What is Pelvic Floor Dysfunction?

Your pelvic floor is made of muscles below your abdomen supporting your bladder, bowels, and uterus. They are located between your pubic bone and the coccyx (tailbone) within the pelvis creating a hammock-like region of muscles at the bottom of your trunk. These muscles function to support bladder and bowel control and sexual function. Pelvic floor dysfunction is the inability to correctly relax and coordinate your pelvic floor muscles. We then can have various symptoms from this dysfunction. Accidentally leaking urine while exercising, laughing, coughing, or sneezing. Constantly needing to go to the bathroom or not making it in time. Finding it difficult to empty your bladder or bowels. Pelvic area pain or pain during sex. A prolapse in women may be felt as a bulge in the vagina or a feeling of heaviness, discomfort, pulling, dragging, or dropping. In men, this may be felt as a bulge in the rectum or a feeling of needing to use their bladder or bowels but not actually needing to go. Pelvic floor dysfunction can occur when the pelvic floor is stretched, weakened, or too tight. Very commonly we see these during pregnancy and childbirth but men experience pelvic floor issues too. Some have a weak pelvic floor from trauma, long periods of sitting, heavy lifting, and surgery. 

(Dr. Copeland treating an expected mother experiencing pelvic pain)

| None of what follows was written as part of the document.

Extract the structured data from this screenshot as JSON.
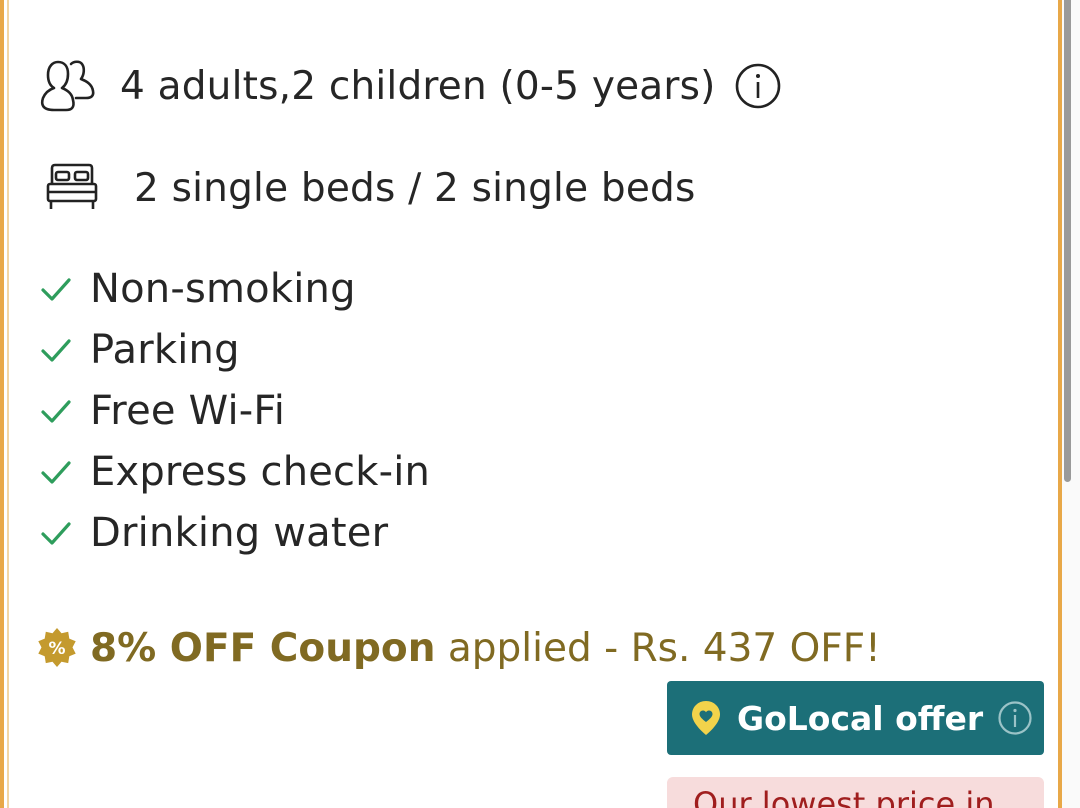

So how do we correct this dysfunction? We often hear that we need to do a bunch of Kegels and that will fix the pelvic floor. But more often the pelvic floor is overactive and tight. The continuous contraction with a Kegels exercise will continue to keep these muscles tight perpetuating the problem. We actually need to be able to relax the pelvic floor and then activate it correctly to correct this dysfunction. One of the best ways to relax the pelvic floor is through the use of deep abdominal or diaphragmatic breathing. Start by placing one hand on your chest and one on your abdomen. Take some deep breaths working to move the hand on your stomach and not the one on your chest. Continue to take deep belly breaths working to get the breath deep into the lower abdomen. Getting the breath down into the pelvic floor space will then relax the pelvic floor. Work on your breath work for 5-10 mins per day. Once you are able to fully relax this area you can go through different exercises to activate and strengthen the pelvic floor properly working to correct this dysfunction.